Rift Valley Council of Elders chairman Gilbert Kabage also asked Mr Kenyatta to organise a meeting bringing together elected and other leaders.

"If President Kenyatta is serious about uniting this country....1 challenge him to prove that by meeting Rift Valley leaders too," Mr Kabage said.

Moiben MP Silas Tiren – a perceived Jubilee Party rebel – and Baringo Woman Representative Gladwell Cheruiyot said there is nothing wrong with leaders from the Rift Valley meeting with the President.

“He is the party leader and the President of Kenya. They are free to request a meeting. If his diary allows, they can meet him,” Mr Tiren said.

Tiaty MP William Kamket, however, dismissed the demand for a meeting, saying the Rift Valley is part of the presidency as Mr Ruto is the second-in-command. “Why can’t they meet Ruto?” Mr Kamket asked.

UP TO NO GOOD

Such a meeting would exacerbate the political contest between Jubilee and Kanu in the Rift Valley.

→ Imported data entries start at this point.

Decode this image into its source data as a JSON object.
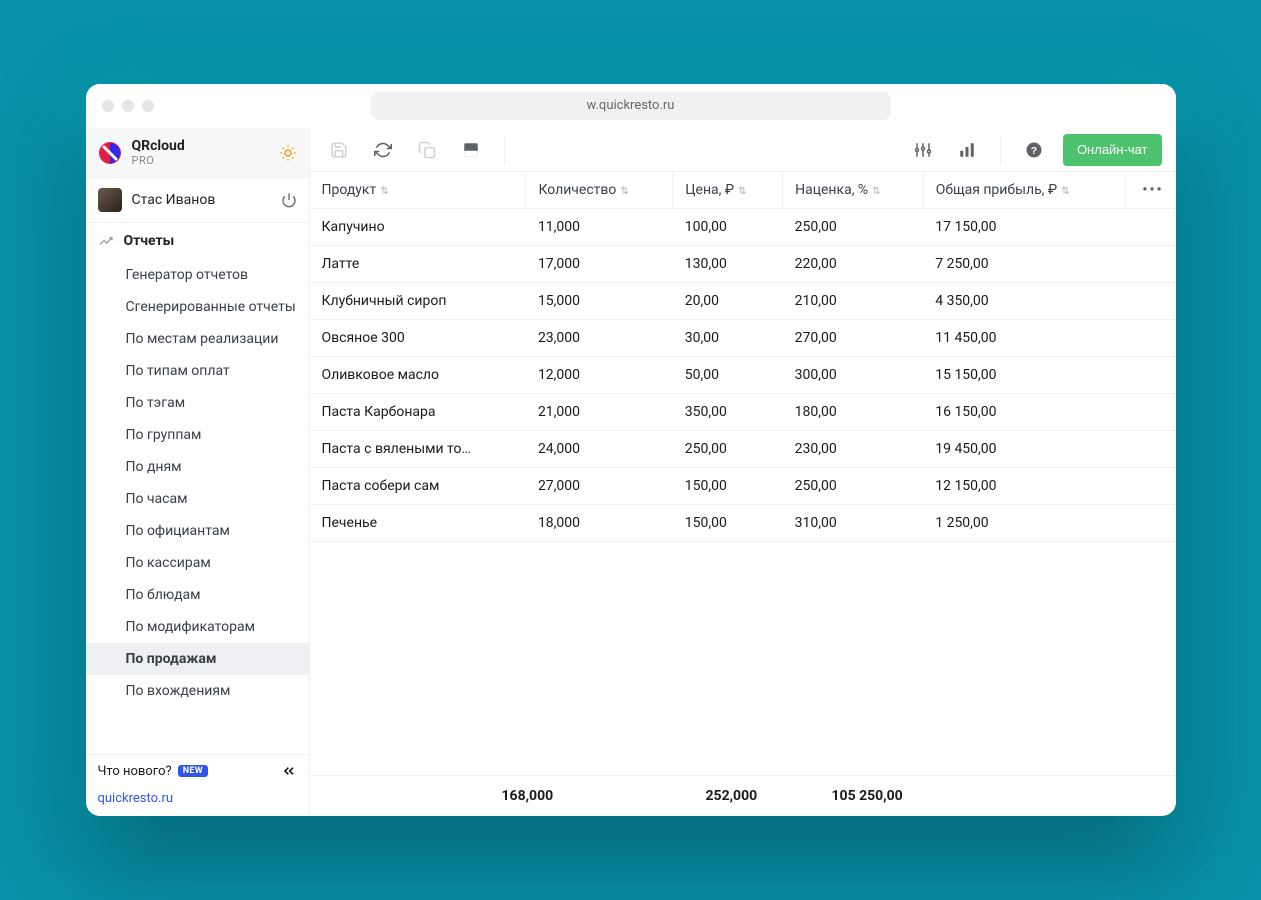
{
  "url": "w.quickresto.ru",
  "brand": {
    "title": "QRcloud",
    "sub": "PRO"
  },
  "user": {
    "name": "Стас Иванов"
  },
  "section_title": "Отчеты",
  "nav": [
    "Генератор отчетов",
    "Сгенерированные отчеты",
    "По местам реализации",
    "По типам оплат",
    "По тэгам",
    "По группам",
    "По дням",
    "По часам",
    "По официантам",
    "По кассирам",
    "По блюдам",
    "По модификаторам",
    "По продажам",
    "По вхождениям"
  ],
  "nav_active_index": 12,
  "whats_new": "Что нового?",
  "new_badge": "NEW",
  "site_link": "quickresto.ru",
  "chat_label": "Онлайн-чат",
  "columns": [
    "Продукт",
    "Количество",
    "Цена, ₽",
    "Наценка, %",
    "Общая прибыль, ₽"
  ],
  "rows": [
    {
      "product": "Капучино",
      "qty": "11,000",
      "price": "100,00",
      "markup": "250,00",
      "profit": "17 150,00"
    },
    {
      "product": "Латте",
      "qty": "17,000",
      "price": "130,00",
      "markup": "220,00",
      "profit": "7 250,00"
    },
    {
      "product": "Клубничный сироп",
      "qty": "15,000",
      "price": "20,00",
      "markup": "210,00",
      "profit": "4 350,00"
    },
    {
      "product": "Овсяное 300",
      "qty": "23,000",
      "price": "30,00",
      "markup": "270,00",
      "profit": "11 450,00"
    },
    {
      "product": "Оливковое масло",
      "qty": "12,000",
      "price": "50,00",
      "markup": "300,00",
      "profit": "15 150,00"
    },
    {
      "product": "Паста Карбонара",
      "qty": "21,000",
      "price": "350,00",
      "markup": "180,00",
      "profit": "16 150,00"
    },
    {
      "product": "Паста с вялеными то…",
      "qty": "24,000",
      "price": "250,00",
      "markup": "230,00",
      "profit": "19 450,00"
    },
    {
      "product": "Паста собери сам",
      "qty": "27,000",
      "price": "150,00",
      "markup": "250,00",
      "profit": "12 150,00"
    },
    {
      "product": "Печенье",
      "qty": "18,000",
      "price": "150,00",
      "markup": "310,00",
      "profit": "1 250,00"
    }
  ],
  "totals": {
    "qty": "168,000",
    "markup": "252,000",
    "profit": "105 250,00"
  }
}
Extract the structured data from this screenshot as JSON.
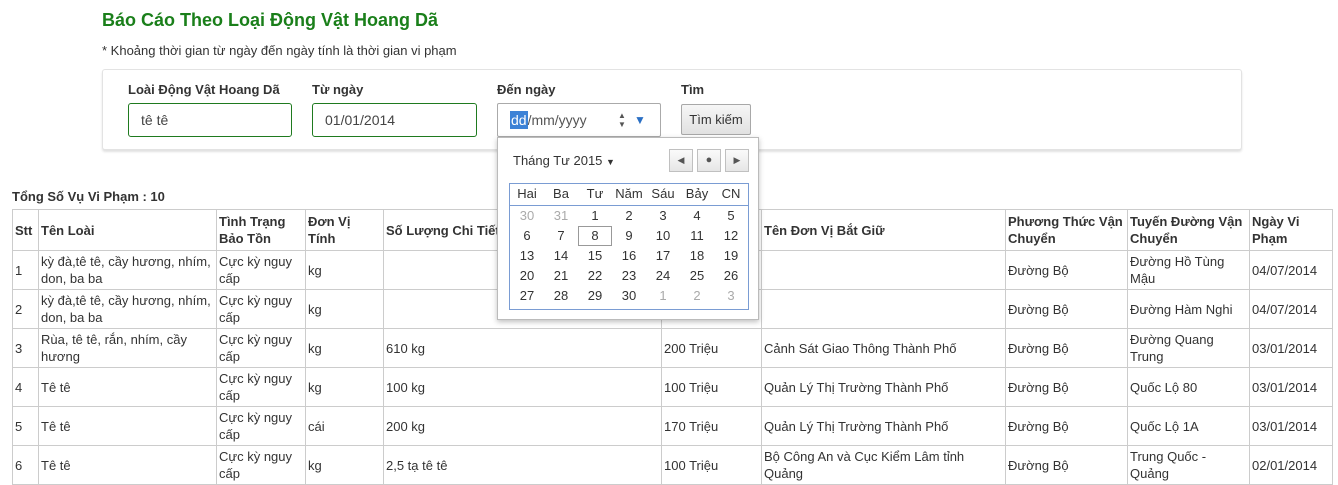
{
  "page": {
    "title": "Báo Cáo Theo Loại Động Vật Hoang Dã",
    "note": "* Khoảng thời gian từ ngày đến ngày tính là thời gian vi phạm"
  },
  "filters": {
    "species_label": "Loài Động Vật Hoang Dã",
    "species_value": "tê tê",
    "from_label": "Từ ngày",
    "from_value": "01/01/2014",
    "to_label": "Đến ngày",
    "to_seg_day": "dd",
    "to_seg_rest": "/mm/yyyy",
    "search_label": "Tìm",
    "search_button": "Tìm kiếm"
  },
  "summary": {
    "total_text": "Tổng Số Vụ Vi Phạm : 10"
  },
  "calendar": {
    "month_label": "Tháng Tư 2015",
    "weekdays": [
      "Hai",
      "Ba",
      "Tư",
      "Năm",
      "Sáu",
      "Bảy",
      "CN"
    ],
    "weeks": [
      [
        {
          "d": "30",
          "o": true
        },
        {
          "d": "31",
          "o": true
        },
        {
          "d": "1"
        },
        {
          "d": "2"
        },
        {
          "d": "3"
        },
        {
          "d": "4"
        },
        {
          "d": "5"
        }
      ],
      [
        {
          "d": "6"
        },
        {
          "d": "7"
        },
        {
          "d": "8",
          "t": true
        },
        {
          "d": "9"
        },
        {
          "d": "10"
        },
        {
          "d": "11"
        },
        {
          "d": "12"
        }
      ],
      [
        {
          "d": "13"
        },
        {
          "d": "14"
        },
        {
          "d": "15"
        },
        {
          "d": "16"
        },
        {
          "d": "17"
        },
        {
          "d": "18"
        },
        {
          "d": "19"
        }
      ],
      [
        {
          "d": "20"
        },
        {
          "d": "21"
        },
        {
          "d": "22"
        },
        {
          "d": "23"
        },
        {
          "d": "24"
        },
        {
          "d": "25"
        },
        {
          "d": "26"
        }
      ],
      [
        {
          "d": "27"
        },
        {
          "d": "28"
        },
        {
          "d": "29"
        },
        {
          "d": "30"
        },
        {
          "d": "1",
          "o": true
        },
        {
          "d": "2",
          "o": true
        },
        {
          "d": "3",
          "o": true
        }
      ]
    ]
  },
  "table": {
    "headers": [
      "Stt",
      "Tên Loài",
      "Tình Trạng Bảo Tồn",
      "Đơn Vị Tính",
      "Số Lượng Chi Tiết",
      "",
      "Tên Đơn Vị Bắt Giữ",
      "Phương Thức Vận Chuyển",
      "Tuyến Đường Vận Chuyển",
      "Ngày Vi Phạm"
    ],
    "rows": [
      [
        "1",
        "kỳ đà,tê tê, cầy hương, nhím, don, ba ba",
        "Cực kỳ nguy cấp",
        "kg",
        "",
        "",
        "",
        "Đường Bộ",
        "Đường Hồ Tùng Mậu",
        "04/07/2014"
      ],
      [
        "2",
        "kỳ đà,tê tê, cầy hương, nhím, don, ba ba",
        "Cực kỳ nguy cấp",
        "kg",
        "",
        "",
        "",
        "Đường Bộ",
        "Đường Hàm Nghi",
        "04/07/2014"
      ],
      [
        "3",
        "Rùa, tê tê, rắn, nhím, cầy hương",
        "Cực kỳ nguy cấp",
        "kg",
        "610 kg",
        "200 Triệu",
        "Cảnh Sát Giao Thông Thành Phố",
        "Đường Bộ",
        "Đường Quang Trung",
        "03/01/2014"
      ],
      [
        "4",
        "Tê tê",
        "Cực kỳ nguy cấp",
        "kg",
        "100 kg",
        "100 Triệu",
        "Quản Lý Thị Trường Thành Phố",
        "Đường Bộ",
        "Quốc Lộ 80",
        "03/01/2014"
      ],
      [
        "5",
        "Tê tê",
        "Cực kỳ nguy cấp",
        "cái",
        "200 kg",
        "170 Triệu",
        "Quản Lý Thị Trường Thành Phố",
        "Đường Bộ",
        "Quốc Lộ 1A",
        "03/01/2014"
      ],
      [
        "6",
        "Tê tê",
        "Cực kỳ nguy cấp",
        "kg",
        "2,5 tạ tê tê",
        "100 Triệu",
        "Bộ Công An và Cục Kiểm Lâm tỉnh Quảng",
        "Đường Bộ",
        "Trung Quốc - Quảng",
        "02/01/2014"
      ]
    ]
  },
  "colors": {
    "title_green": "#1a7f1a",
    "input_border_green": "#1f7a1f",
    "date_highlight": "#3d82d6"
  }
}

Kanu got a boost recently when former Cabinet minister Musa Sirma ditched ODM to join it, while Mr Ruto has the backing of Turkana Governor Josphat Nanok, a former ODM party leader.

Mr Kenyatta met Mt Kenya leaders at Sagana State Lodge, Kirinyaga County, in what has been seen as an attempt to quell brewing rebellion in the region.

However, Ruto allies in Mt Kenya have dismissed the meeting, saying it will split the region further.

MPs Moses Kuria (Gatundu South) and Kimani Ngunjiri (Bahati) have openly said the meeting was a waste of time.

Mr Ngunjiri, who has criticised the President in the past, said the meeting was organised by Interior Principal Secretary Karanja Kibicho to humiliate leaders opposed to the handshake and hoodwink the country that Mt Kenya speaks with one voice.

“The meeting was meant to unite the region but it achieved the opposite. Ushers humiliated MPs and other elected leaders. They made sure leaders opposed to the handshake did not get to the VIP tent,” he said.

PEOPLE-CENTRED

Mr Ngunjiri added that unelected leaders from the Kieleweke side (those supporting the President's agenda) were given prominent roles and allowed to speak while those allied to Mr Ruto were treated with disdain and contempt.

“There was nothing new at the meeting, just regurgitating old narratives. Our people are grappling with falling agriculture income. The meeting was called to hoodwink the world that everything is okay. There was no discussion on addressing problems affecting locals such as low tea bonuses, poor coffee prices and others,” he said.

The Bahati lawmaker wants the President to organise another meeting with elected leaders from Mt Kenya urgently “to put his house in order”.

“Fighting elected leaders is akin to waging war on people,” he said.

During the meeting, Mr Kenyatta told MPs to stop reminding him about his pledge to support Mr Ruto’s 2022 bid.

While some Rift Valley leaders like Cherangany MP Joshua Kutuny want locals to make independent choices on who should be president, another group says they should vote for Mr Ruto.

“The DP is only interested in the presidency. There are many leaders who can give him a run for his money in the succession politics,” Mr Kutuny said in the past.

Report by Eric Matara, Barnabas Bii, Wycliffe Kipsang and Tom Matoke